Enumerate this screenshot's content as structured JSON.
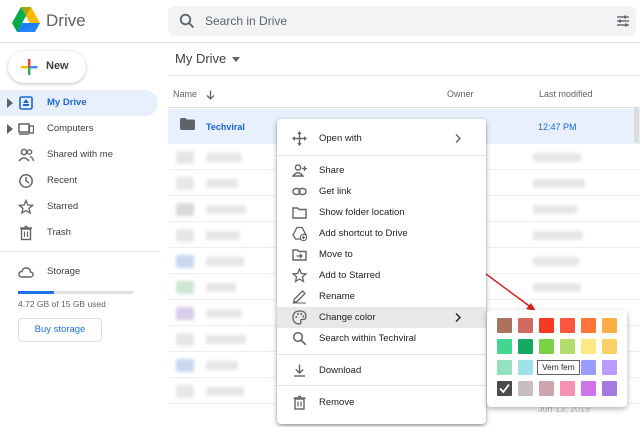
{
  "app": {
    "name": "Drive"
  },
  "search": {
    "placeholder": "Search in Drive"
  },
  "new_button": {
    "label": "New"
  },
  "nav": [
    {
      "label": "My Drive",
      "icon": "my-drive-icon",
      "active": true
    },
    {
      "label": "Computers",
      "icon": "computers-icon",
      "active": false
    },
    {
      "label": "Shared with me",
      "icon": "shared-with-me-icon",
      "active": false
    },
    {
      "label": "Recent",
      "icon": "clock-icon",
      "active": false
    },
    {
      "label": "Starred",
      "icon": "star-icon",
      "active": false
    },
    {
      "label": "Trash",
      "icon": "trash-icon",
      "active": false
    }
  ],
  "storage": {
    "label": "Storage",
    "usage_text": "4.72 GB of 15 GB used",
    "used_fraction": 0.315,
    "buy_label": "Buy storage"
  },
  "main": {
    "breadcrumb": "My Drive",
    "columns": {
      "name": "Name",
      "owner": "Owner",
      "modified": "Last modified"
    },
    "selected_row": {
      "name": "Techviral",
      "modified": "12:47 PM"
    },
    "last_visible_date": "Jun 13, 2019"
  },
  "context_menu": {
    "items": [
      {
        "label": "Open with",
        "icon": "move-arrows-icon",
        "submenu": true,
        "group": 0
      },
      {
        "label": "Share",
        "icon": "person-add-icon",
        "group": 1
      },
      {
        "label": "Get link",
        "icon": "link-icon",
        "group": 1
      },
      {
        "label": "Show folder location",
        "icon": "folder-outline-icon",
        "group": 1
      },
      {
        "label": "Add shortcut to Drive",
        "icon": "add-to-drive-icon",
        "group": 1
      },
      {
        "label": "Move to",
        "icon": "move-to-icon",
        "group": 1
      },
      {
        "label": "Add to Starred",
        "icon": "star-outline-icon",
        "group": 1
      },
      {
        "label": "Rename",
        "icon": "pencil-icon",
        "group": 1
      },
      {
        "label": "Change color",
        "icon": "palette-icon",
        "submenu": true,
        "highlighted": true,
        "group": 1
      },
      {
        "label": "Search within Techviral",
        "icon": "search-icon",
        "group": 1
      },
      {
        "label": "Download",
        "icon": "download-icon",
        "group": 2
      },
      {
        "label": "Remove",
        "icon": "trash-icon",
        "group": 3
      }
    ]
  },
  "color_palette": {
    "tooltip": "Vern fern",
    "colors": [
      [
        "#ac725e",
        "#d06b64",
        "#f83a22",
        "#fa573c",
        "#ff7537",
        "#ffad46"
      ],
      [
        "#42d692",
        "#16a765",
        "#7bd148",
        "#b3dc6c",
        "#fbe983",
        "#fad165"
      ],
      [
        "#92e1c0",
        "#9fe1e7",
        "#9fc6e7",
        "#4986e7",
        "#9a9cff",
        "#b99aff"
      ],
      [
        "#8f8f8f",
        "#cabdbf",
        "#cca6ac",
        "#f691b2",
        "#cd74e6",
        "#a47ae2"
      ]
    ],
    "selected": [
      3,
      0
    ]
  }
}
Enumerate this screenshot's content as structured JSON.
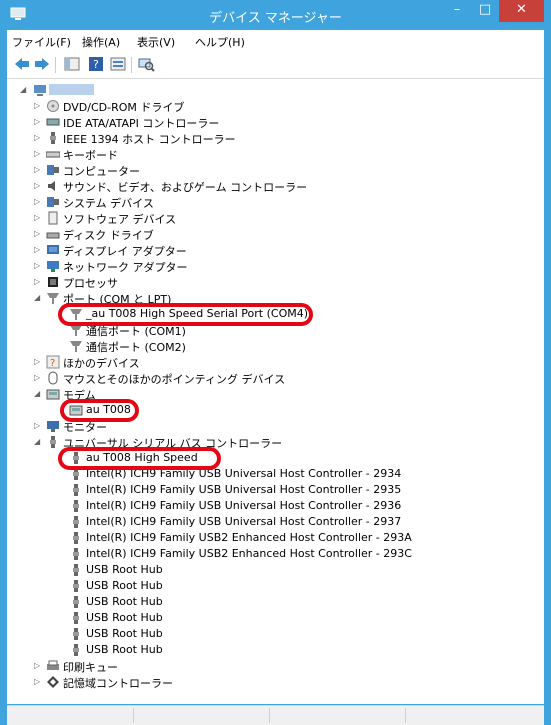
{
  "window": {
    "title": "デバイス マネージャー"
  },
  "menu": [
    "ファイル(F)",
    "操作(A)",
    "表示(V)",
    "ヘルプ(H)"
  ],
  "tree": {
    "root": "",
    "items": {
      "dvd": "DVD/CD-ROM ドライブ",
      "ide": "IDE ATA/ATAPI コントローラー",
      "ieee": "IEEE 1394 ホスト コントローラー",
      "keyboard": "キーボード",
      "computer": "コンピューター",
      "sound": "サウンド、ビデオ、およびゲーム コントローラー",
      "system": "システム デバイス",
      "software": "ソフトウェア デバイス",
      "disk": "ディスク ドライブ",
      "display": "ディスプレイ アダプター",
      "network": "ネットワーク アダプター",
      "processor": "プロセッサ",
      "ports": "ポート (COM と LPT)",
      "port_au": "_au T008 High Speed Serial Port  (COM4)",
      "port_com1": "通信ポート (COM1)",
      "port_com2": "通信ポート (COM2)",
      "other": "ほかのデバイス",
      "mouse": "マウスとそのほかのポインティング デバイス",
      "modem": "モデム",
      "modem_au": "au T008",
      "monitor": "モニター",
      "usb": "ユニバーサル シリアル バス コントローラー",
      "usb_au": "au T008 High Speed",
      "usb_2934": "Intel(R) ICH9 Family USB Universal Host Controller - 2934",
      "usb_2935": "Intel(R) ICH9 Family USB Universal Host Controller - 2935",
      "usb_2936": "Intel(R) ICH9 Family USB Universal Host Controller - 2936",
      "usb_2937": "Intel(R) ICH9 Family USB Universal Host Controller - 2937",
      "usb_293a": "Intel(R) ICH9 Family USB2 Enhanced Host Controller - 293A",
      "usb_293c": "Intel(R) ICH9 Family USB2 Enhanced Host Controller - 293C",
      "hub1": "USB Root Hub",
      "hub2": "USB Root Hub",
      "hub3": "USB Root Hub",
      "hub4": "USB Root Hub",
      "hub5": "USB Root Hub",
      "hub6": "USB Root Hub",
      "print": "印刷キュー",
      "storage": "記憶域コントローラー"
    }
  },
  "colors": {
    "titlebar": "#3fa3dd",
    "close": "#c7403a",
    "highlight": "#e30613"
  }
}
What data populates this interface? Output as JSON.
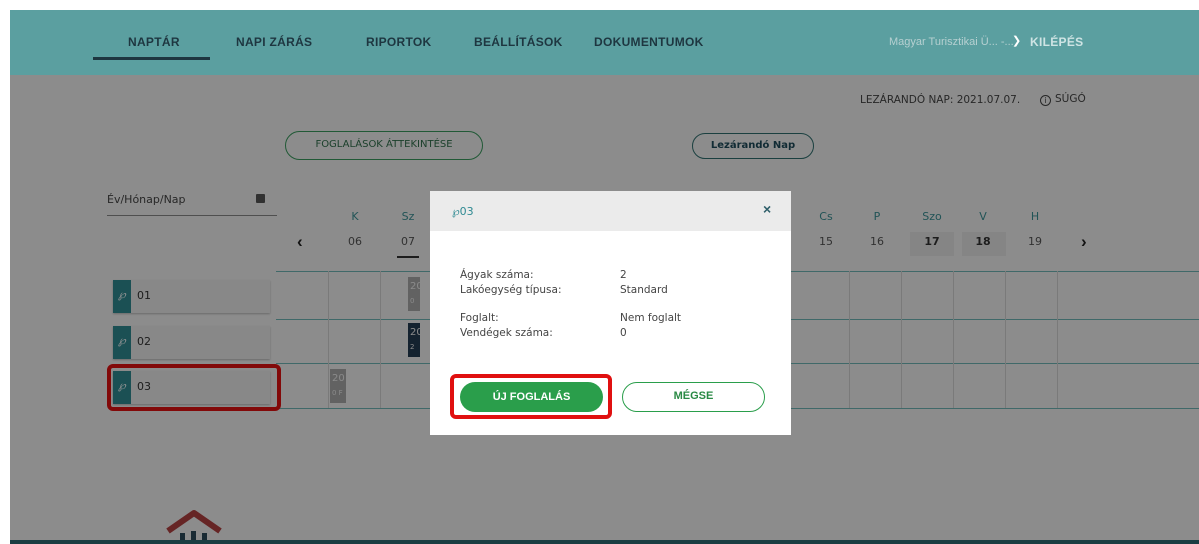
{
  "nav": {
    "items": [
      "NAPTÁR",
      "NAPI ZÁRÁS",
      "RIPORTOK",
      "BEÁLLÍTÁSOK",
      "DOKUMENTUMOK"
    ],
    "user": "Magyar Turisztikai Ü... -...",
    "logout": "KILÉPÉS"
  },
  "header": {
    "closing_day": "LEZÁRANDÓ NAP: 2021.07.07.",
    "help": "SÚGÓ",
    "overview_button": "FOGLALÁSOK ÁTTEKINTÉSE",
    "closing_button": "Lezárandó Nap"
  },
  "calendar": {
    "date_placeholder": "Év/Hónap/Nap",
    "days": [
      {
        "name": "K",
        "num": "06"
      },
      {
        "name": "Sz",
        "num": "07"
      },
      {
        "name": "Cs",
        "num": "15"
      },
      {
        "name": "P",
        "num": "16"
      },
      {
        "name": "Szo",
        "num": "17"
      },
      {
        "name": "V",
        "num": "18"
      },
      {
        "name": "H",
        "num": "19"
      }
    ],
    "rooms": [
      "01",
      "02",
      "03"
    ],
    "bookings": [
      {
        "text": "20",
        "sub": "0"
      },
      {
        "text": "20",
        "sub": "2"
      },
      {
        "text": "20",
        "sub": "0 F"
      }
    ]
  },
  "modal": {
    "title": "03",
    "rows": [
      {
        "label": "Ágyak száma:",
        "value": "2"
      },
      {
        "label": "Lakóegység típusa:",
        "value": "Standard"
      },
      {
        "label": "Foglalt:",
        "value": "Nem foglalt"
      },
      {
        "label": "Vendégek száma:",
        "value": "0"
      }
    ],
    "new_button": "ÚJ FOGLALÁS",
    "cancel_button": "MÉGSE"
  },
  "colors": {
    "nav_bg": "#5b9fa0",
    "accent_teal": "#2f8a92",
    "primary_green": "#2a9e4b",
    "highlight_red": "#e01010"
  }
}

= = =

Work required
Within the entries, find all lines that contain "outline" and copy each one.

Answer space
        "icon": "folder-outline-icon",
        "icon": "star-outline-icon",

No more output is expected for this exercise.